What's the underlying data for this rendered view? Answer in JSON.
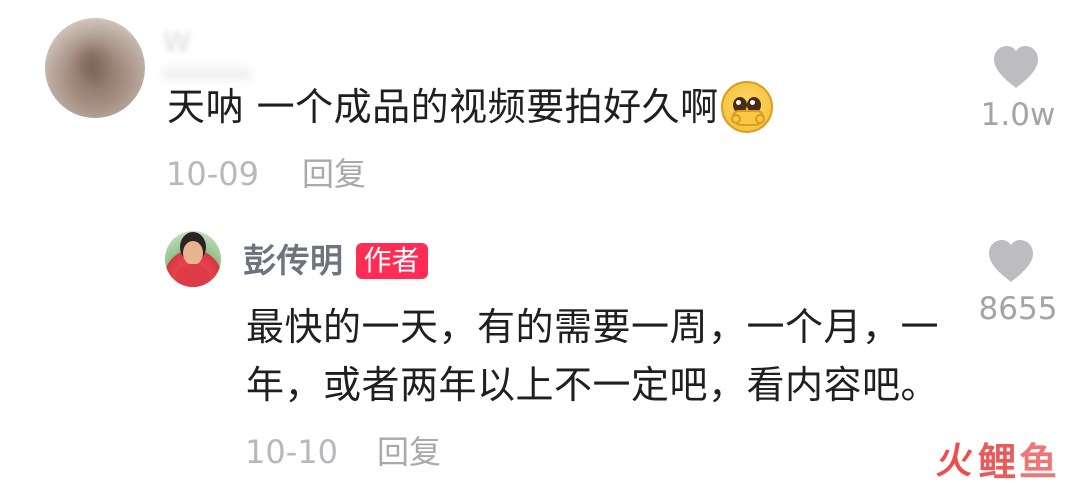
{
  "comment": {
    "username": "W",
    "text": "天呐 一个成品的视频要拍好久啊",
    "emoji": "pleading-face-with-hands-emoji",
    "date": "10-09",
    "reply_label": "回复",
    "likes": "1.0w"
  },
  "reply": {
    "username": "彭传明",
    "badge": "作者",
    "text": "最快的一天，有的需要一周，一个月，一年，或者两年以上不一定吧，看内容吧。",
    "date": "10-10",
    "reply_label": "回复",
    "likes": "8655"
  },
  "watermark": {
    "part1": "火",
    "part2": "鲤",
    "part3": "鱼"
  },
  "icons": {
    "heart": "heart-icon",
    "main_avatar": "user-avatar",
    "reply_avatar": "author-avatar"
  },
  "colors": {
    "text": "#1f1f1f",
    "meta": "#b8b8bc",
    "name": "#6f7380",
    "badge": "#ff2d55",
    "heart": "#bdbdc1",
    "watermark": "#ef4d4d"
  }
}
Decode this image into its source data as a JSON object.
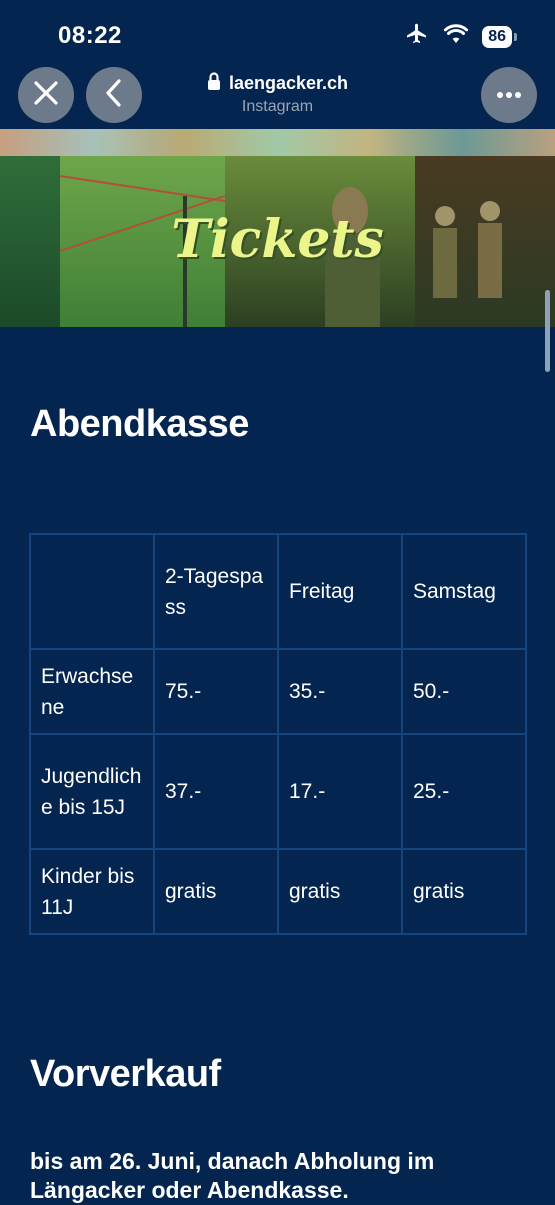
{
  "status_bar": {
    "time": "08:22",
    "battery": "86"
  },
  "browser": {
    "url": "laengacker.ch",
    "source": "Instagram"
  },
  "hero": {
    "title": "Tickets"
  },
  "abendkasse": {
    "heading": "Abendkasse",
    "columns": [
      "",
      "2-Tagespass",
      "Freitag",
      "Samstag"
    ],
    "rows": [
      {
        "label": "Erwachsene",
        "values": [
          "75.-",
          "35.-",
          "50.-"
        ]
      },
      {
        "label": "Jugendliche bis 15J",
        "values": [
          "37.-",
          "17.-",
          "25.-"
        ]
      },
      {
        "label": "Kinder bis 11J",
        "values": [
          "gratis",
          "gratis",
          "gratis"
        ]
      }
    ]
  },
  "vorverkauf": {
    "heading": "Vorverkauf",
    "text": "bis am 26. Juni, danach Abholung im Längacker oder Abendkasse."
  }
}
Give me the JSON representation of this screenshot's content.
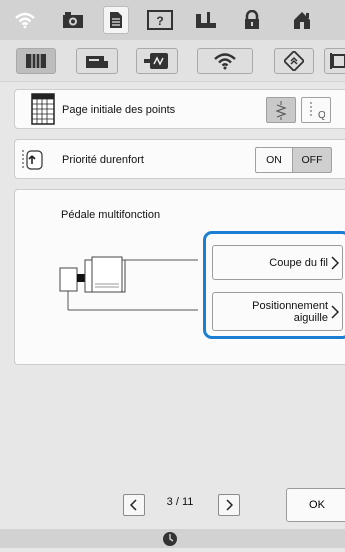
{
  "top_tabs": [
    "wifi-icon",
    "camera-icon",
    "settings-page-icon",
    "help-icon",
    "sewing-icon",
    "lock-icon",
    "home-icon"
  ],
  "sub_tabs": [
    "sewing-settings-icon",
    "machine-settings-icon",
    "embroidery-icon",
    "wireless-icon",
    "ordering-icon",
    "frame-icon"
  ],
  "settings": {
    "start_point": {
      "label": "Page initiale des points"
    },
    "durenfort": {
      "label": "Priorité durenfort",
      "on": "ON",
      "off": "OFF",
      "selected": "OFF"
    },
    "pedal": {
      "label": "Pédale multifonction"
    }
  },
  "pedal_actions": [
    {
      "label": "Coupe du fil"
    },
    {
      "label": "Positionnement",
      "label2": "aiguille"
    }
  ],
  "pager": {
    "current": "3",
    "separator": "/",
    "total": "11"
  },
  "ok_label": "OK",
  "colors": {
    "highlight": "#1a7fd4",
    "background": "#e7e7e7"
  }
}
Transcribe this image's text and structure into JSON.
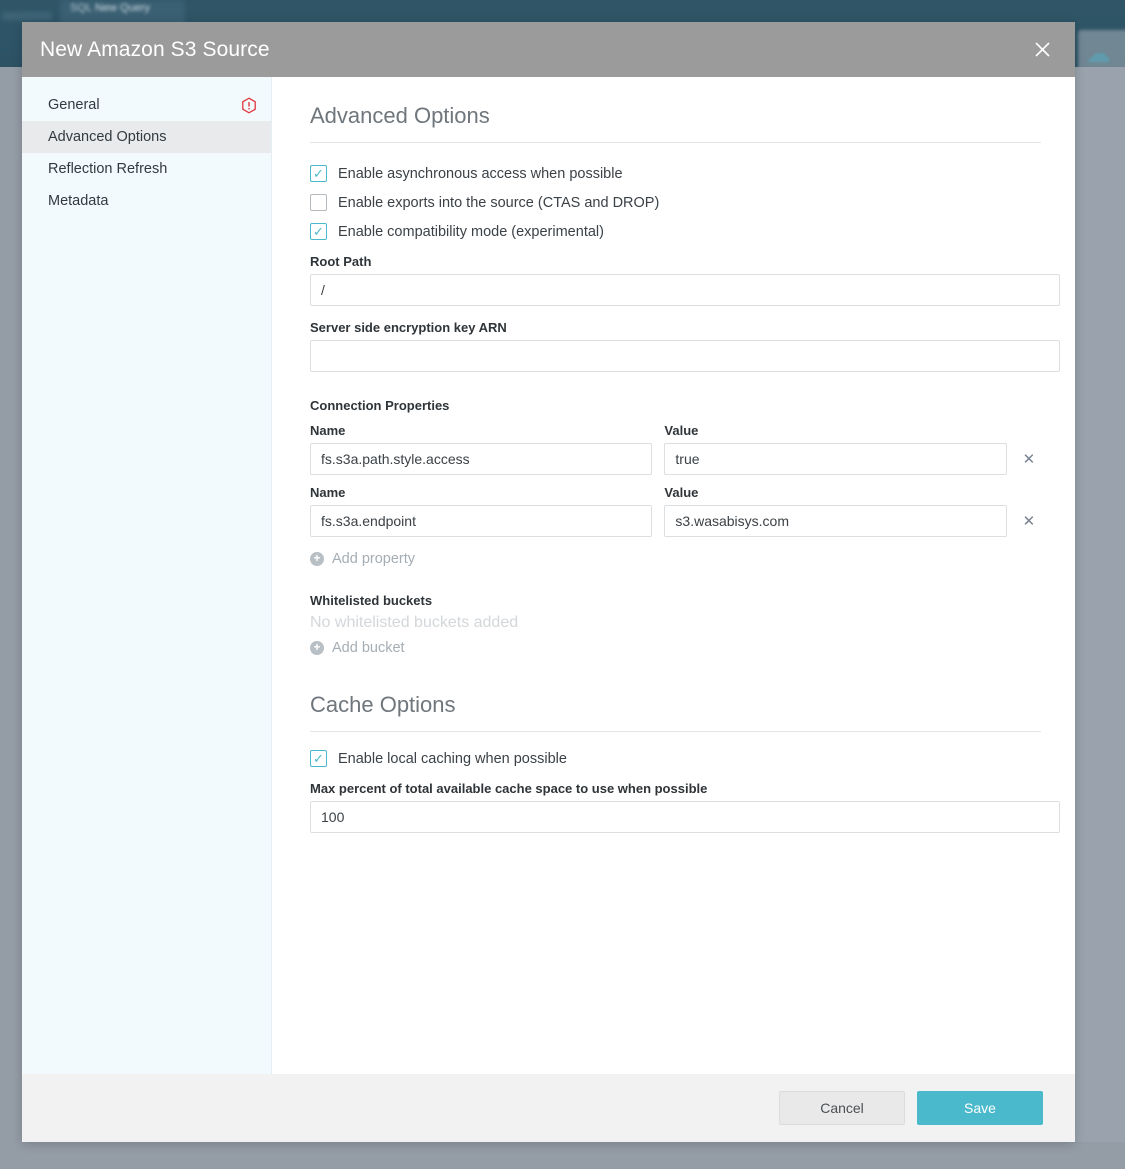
{
  "background": {
    "tab_label": "New Query",
    "tab_icon": "sql-icon",
    "actions_label": "Actions",
    "cloud_icon": "cloud-upload-icon"
  },
  "modal": {
    "title": "New Amazon S3 Source",
    "close_icon": "close-icon",
    "sidebar": {
      "items": [
        {
          "label": "General",
          "selected": false,
          "error": true,
          "error_icon": "error-hexagon-icon"
        },
        {
          "label": "Advanced Options",
          "selected": true,
          "error": false
        },
        {
          "label": "Reflection Refresh",
          "selected": false,
          "error": false
        },
        {
          "label": "Metadata",
          "selected": false,
          "error": false
        }
      ]
    },
    "advanced": {
      "heading": "Advanced Options",
      "checkboxes": [
        {
          "label": "Enable asynchronous access when possible",
          "checked": true
        },
        {
          "label": "Enable exports into the source (CTAS and DROP)",
          "checked": false
        },
        {
          "label": "Enable compatibility mode (experimental)",
          "checked": true
        }
      ],
      "root_path": {
        "label": "Root Path",
        "value": "/",
        "placeholder": ""
      },
      "sse_key_arn": {
        "label": "Server side encryption key ARN",
        "value": "",
        "placeholder": ""
      },
      "connection_properties": {
        "label": "Connection Properties",
        "name_header": "Name",
        "value_header": "Value",
        "remove_icon": "remove-x-icon",
        "rows": [
          {
            "name": "fs.s3a.path.style.access",
            "value": "true"
          },
          {
            "name": "fs.s3a.endpoint",
            "value": "s3.wasabisys.com"
          }
        ],
        "add_label": "Add property",
        "add_icon": "plus-circle-icon"
      },
      "whitelisted_buckets": {
        "label": "Whitelisted buckets",
        "empty_text": "No whitelisted buckets added",
        "add_label": "Add bucket",
        "add_icon": "plus-circle-icon"
      }
    },
    "cache": {
      "heading": "Cache Options",
      "checkbox": {
        "label": "Enable local caching when possible",
        "checked": true
      },
      "max_percent": {
        "label": "Max percent of total available cache space to use when possible",
        "value": "100"
      }
    },
    "footer": {
      "cancel_label": "Cancel",
      "save_label": "Save"
    }
  },
  "colors": {
    "accent_teal": "#4ab9cc",
    "header_gray": "#9b9b9b",
    "error_red": "#e0383e",
    "sidebar_bg": "#f2fafd",
    "selected_bg": "#e8eaec"
  }
}
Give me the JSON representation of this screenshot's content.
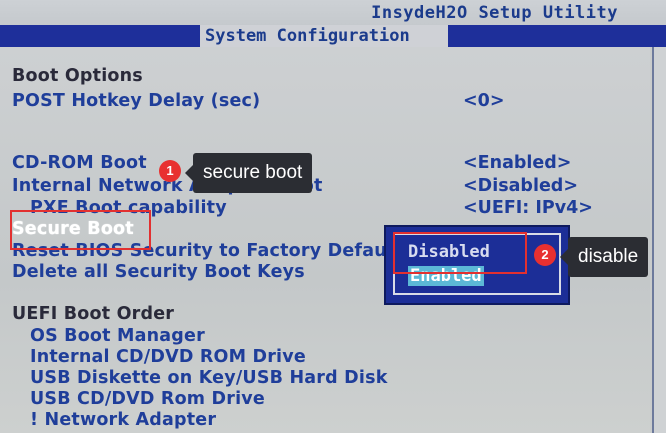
{
  "header": {
    "utility_title": "InsydeH2O Setup Utility",
    "active_tab": "System Configuration"
  },
  "boot_options": {
    "heading": "Boot Options",
    "post_hotkey_delay": {
      "label": "POST Hotkey Delay (sec)",
      "value": "<0>"
    },
    "cdrom_boot": {
      "label": "CD-ROM Boot",
      "value": "<Enabled>"
    },
    "internal_network_adapter_boot": {
      "label": "Internal Network Adapter Boot",
      "value": "<Disabled>"
    },
    "pxe_boot_capability": {
      "label": "PXE Boot capability",
      "value": "<UEFI: IPv4>"
    },
    "secure_boot": {
      "label": "Secure Boot"
    },
    "reset_bios_security": {
      "label": "Reset BIOS Security to Factory Default"
    },
    "delete_secure_boot_keys": {
      "label": "Delete all Security Boot Keys"
    }
  },
  "uefi_boot_order": {
    "heading": "UEFI Boot Order",
    "items": [
      "OS Boot Manager",
      "Internal CD/DVD ROM Drive",
      "USB Diskette on Key/USB Hard Disk",
      "USB CD/DVD Rom Drive",
      "! Network Adapter"
    ]
  },
  "popup": {
    "options": [
      "Disabled",
      "Enabled"
    ],
    "selected": "Disabled"
  },
  "annotations": {
    "step1": {
      "number": "1",
      "text": "secure boot"
    },
    "step2": {
      "number": "2",
      "text": "disable"
    }
  },
  "colors": {
    "bios_text": "#1f3e9a",
    "tab_bar": "#1e2f9a",
    "annotation_red": "#e23030",
    "tooltip_bg": "#2b2d33"
  }
}
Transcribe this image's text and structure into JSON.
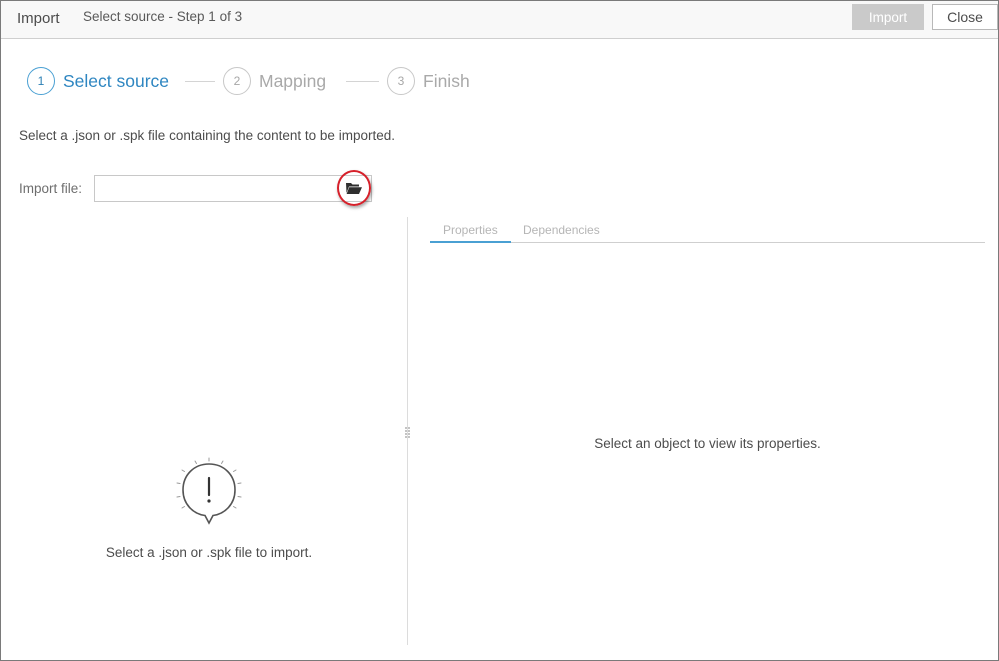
{
  "header": {
    "title": "Import",
    "subtitle": "Select source - Step 1 of 3",
    "import_label": "Import",
    "close_label": "Close"
  },
  "stepper": {
    "steps": [
      {
        "number": "1",
        "label": "Select source",
        "state": "active"
      },
      {
        "number": "2",
        "label": "Mapping",
        "state": "inactive"
      },
      {
        "number": "3",
        "label": "Finish",
        "state": "inactive"
      }
    ]
  },
  "instruction": "Select a .json or .spk file containing the content to be imported.",
  "import_file": {
    "label": "Import file:",
    "value": "",
    "browse_icon": "folder-open-icon"
  },
  "left_pane": {
    "empty_icon": "exclamation-bubble-icon",
    "empty_message": "Select a .json or .spk file to import."
  },
  "right_pane": {
    "tabs": [
      {
        "label": "Properties",
        "active": true
      },
      {
        "label": "Dependencies",
        "active": false
      }
    ],
    "empty_message": "Select an object to view its properties."
  },
  "colors": {
    "accent": "#2e86c1",
    "highlight": "#d6202a",
    "disabled_button": "#cacaca"
  }
}
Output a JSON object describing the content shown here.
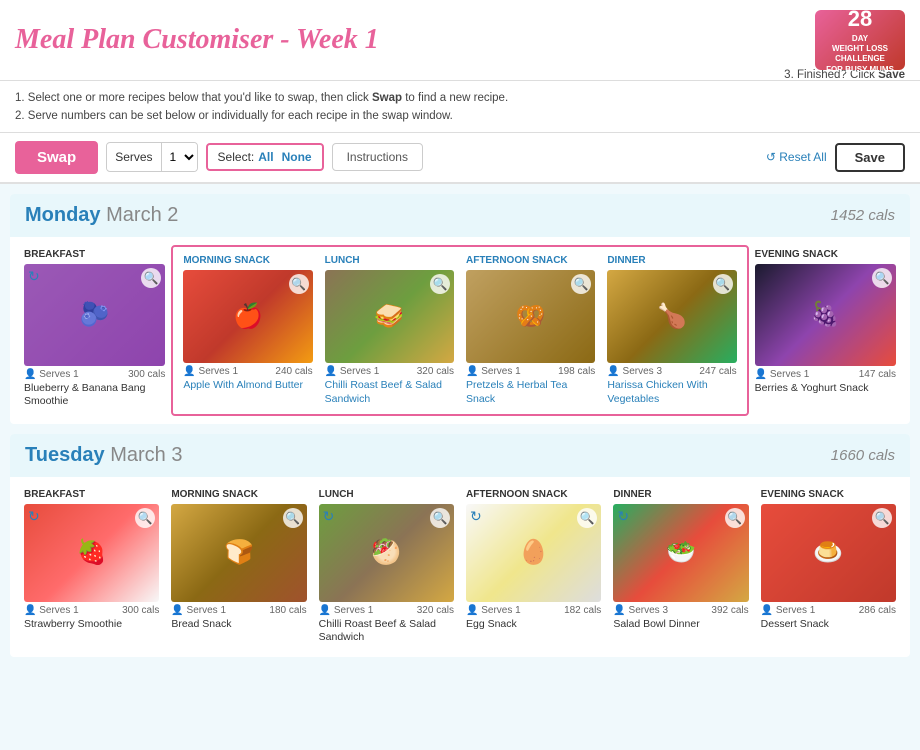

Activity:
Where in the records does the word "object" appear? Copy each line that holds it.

Result of the exercise:
Decode this image into its source data as a JSON object.
    "empty_message": "Select an object to view its properties."
Output a JSON object describing the content shown here.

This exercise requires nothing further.